● **Instructions for the task**
Would you restate the entries below word for word, leaving out the images?

==== Records for this task ====

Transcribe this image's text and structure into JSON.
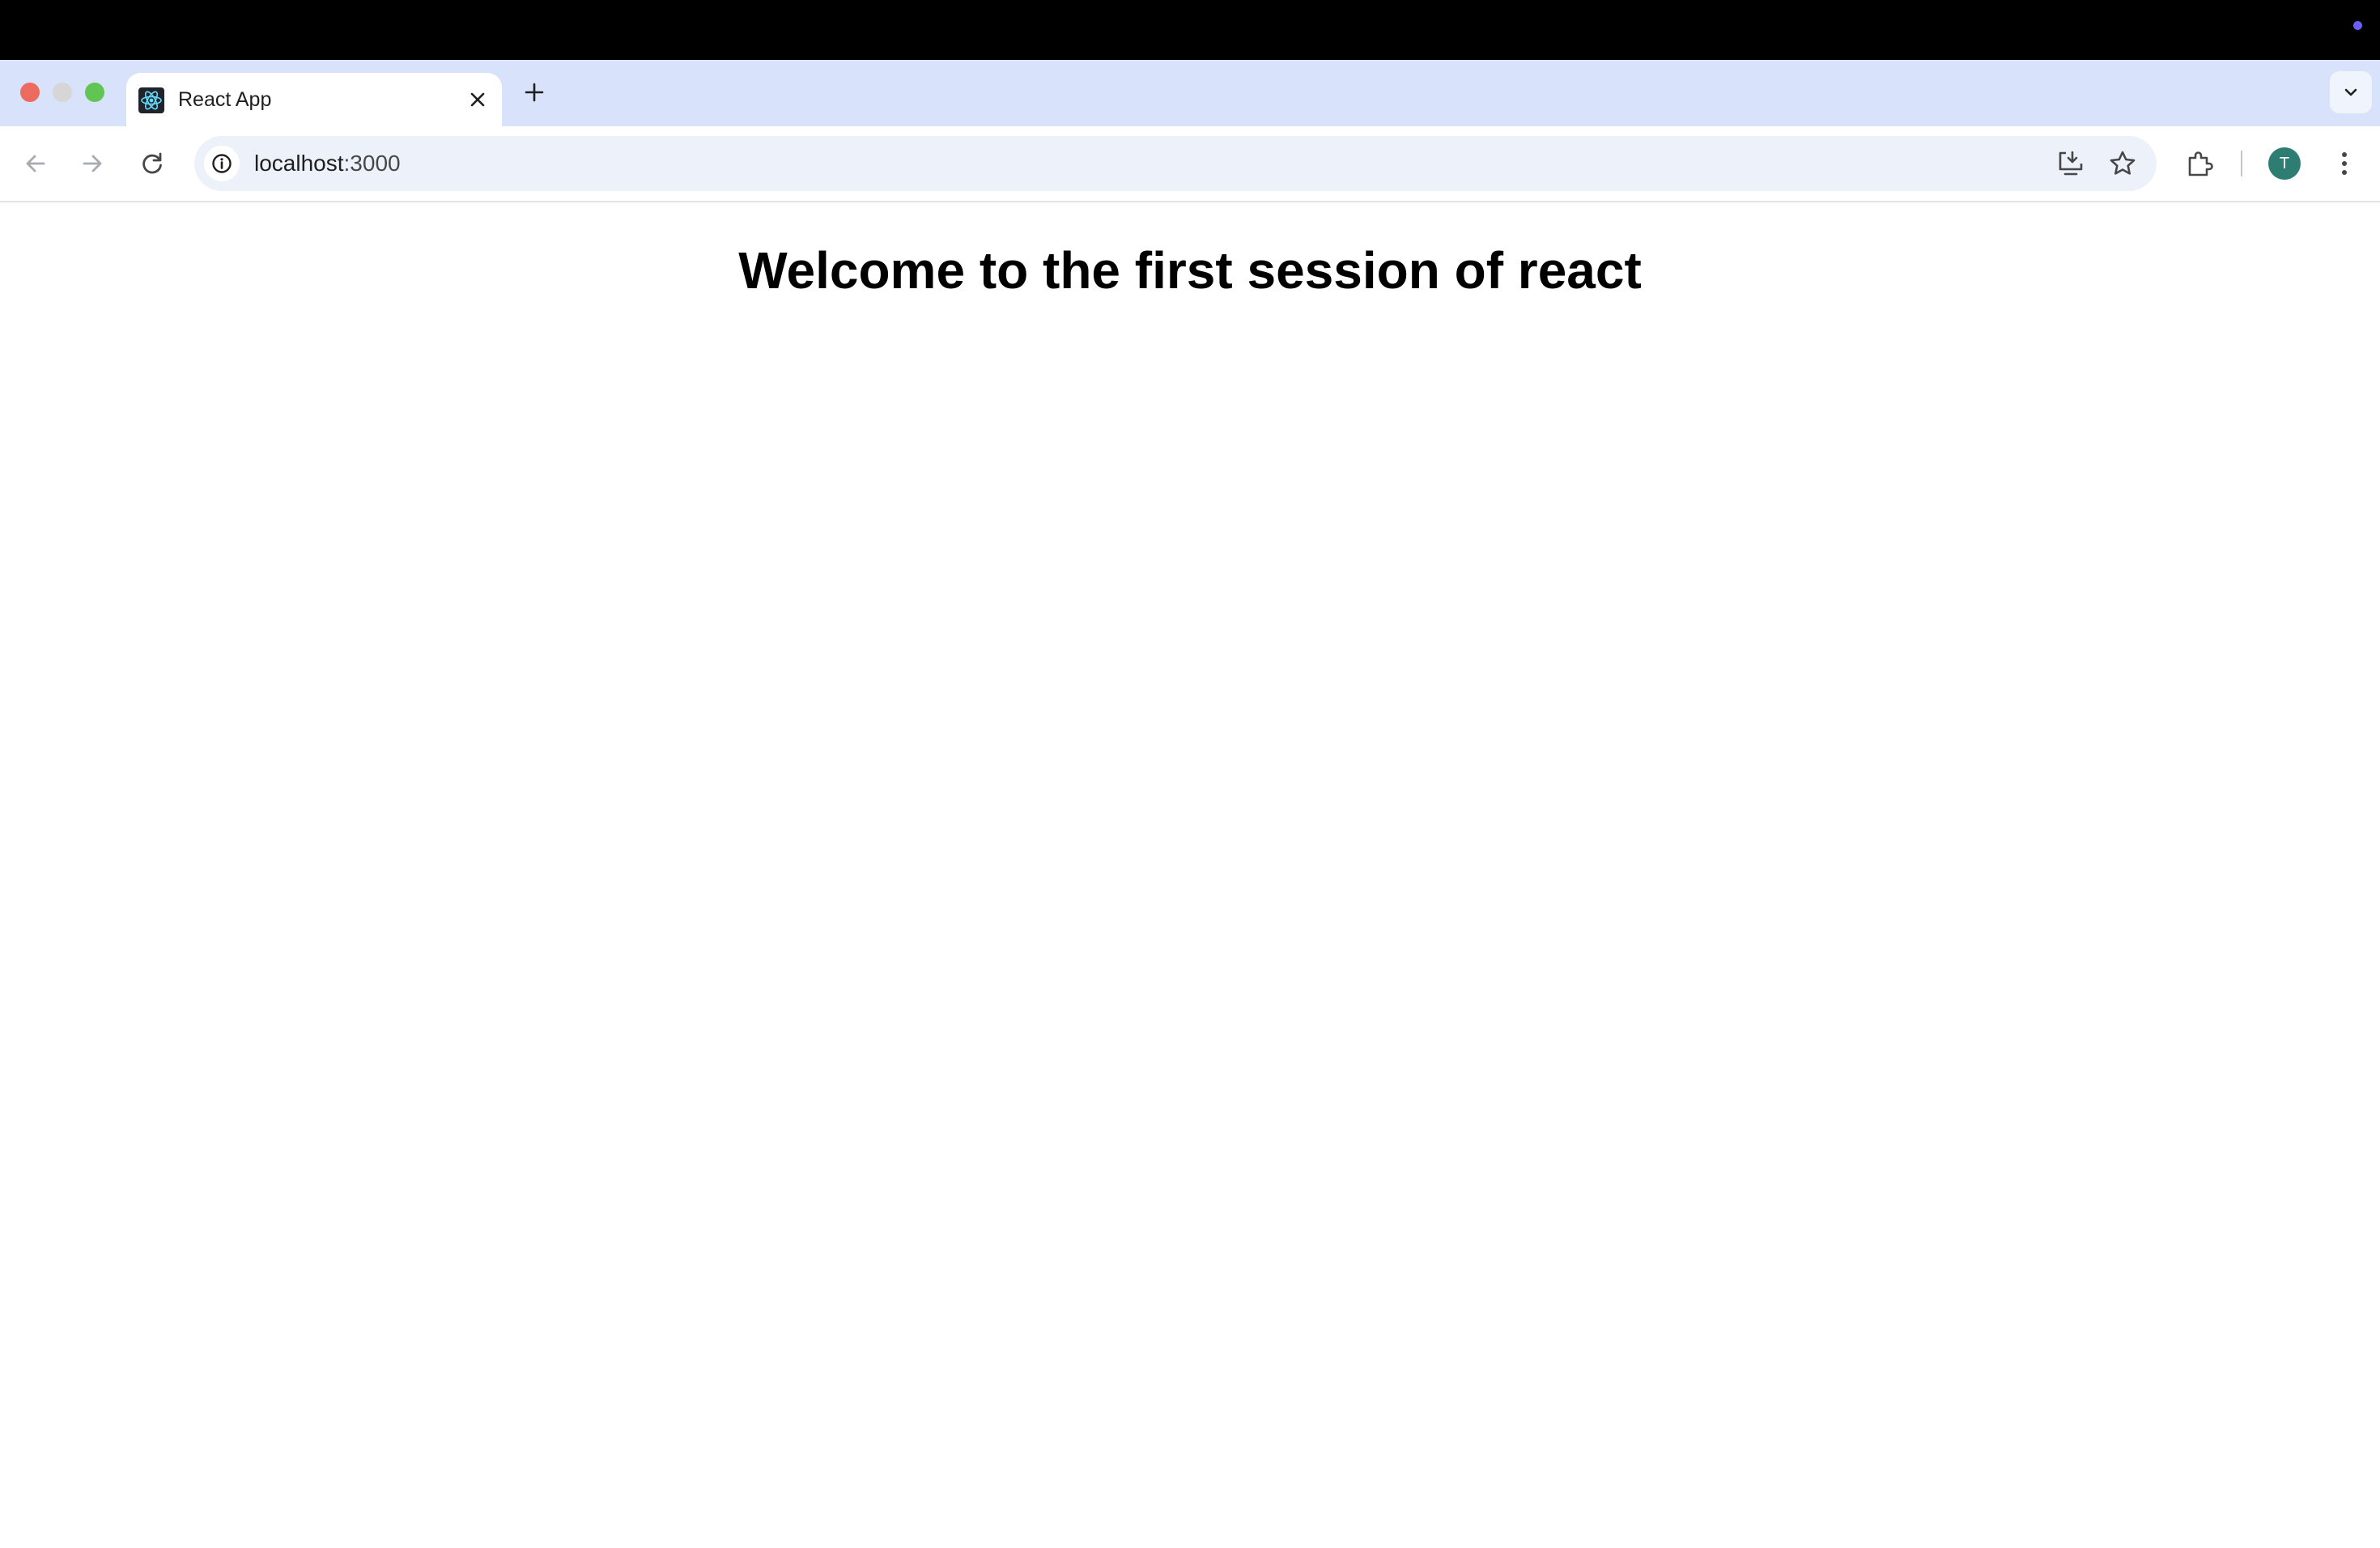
{
  "browser": {
    "tab": {
      "title": "React App"
    },
    "address_bar": {
      "host": "localhost",
      "port": ":3000"
    },
    "profile": {
      "initial": "T",
      "color": "#2e7d72"
    },
    "icons": {
      "favicon": "react-logo-icon",
      "close": "close-icon",
      "new_tab": "plus-icon",
      "tab_search": "chevron-down-icon",
      "back": "arrow-left-icon",
      "forward": "arrow-right-icon",
      "reload": "reload-icon",
      "site_info": "info-icon",
      "install": "install-app-icon",
      "bookmark": "star-icon",
      "extensions": "puzzle-icon",
      "menu": "kebab-menu-icon"
    },
    "colors": {
      "tabstrip": "#d8e3fb",
      "omnibox": "#edf2fa",
      "menubar": "#000000"
    }
  },
  "page": {
    "heading": "Welcome to the first session of react"
  }
}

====

● **Final answer**
Transcribe this image's text and structure into JSON.
{
  "browser": {
    "tab": {
      "title": "React App"
    },
    "address_bar": {
      "host": "localhost",
      "port": ":3000"
    },
    "profile": {
      "initial": "T",
      "color": "#2e7d72"
    },
    "icons": {
      "favicon": "react-logo-icon",
      "close": "close-icon",
      "new_tab": "plus-icon",
      "tab_search": "chevron-down-icon",
      "back": "arrow-left-icon",
      "forward": "arrow-right-icon",
      "reload": "reload-icon",
      "site_info": "info-icon",
      "install": "install-app-icon",
      "bookmark": "star-icon",
      "extensions": "puzzle-icon",
      "menu": "kebab-menu-icon"
    },
    "colors": {
      "tabstrip": "#d8e3fb",
      "omnibox": "#edf2fa",
      "menubar": "#000000"
    }
  },
  "page": {
    "heading": "Welcome to the first session of react"
  }
}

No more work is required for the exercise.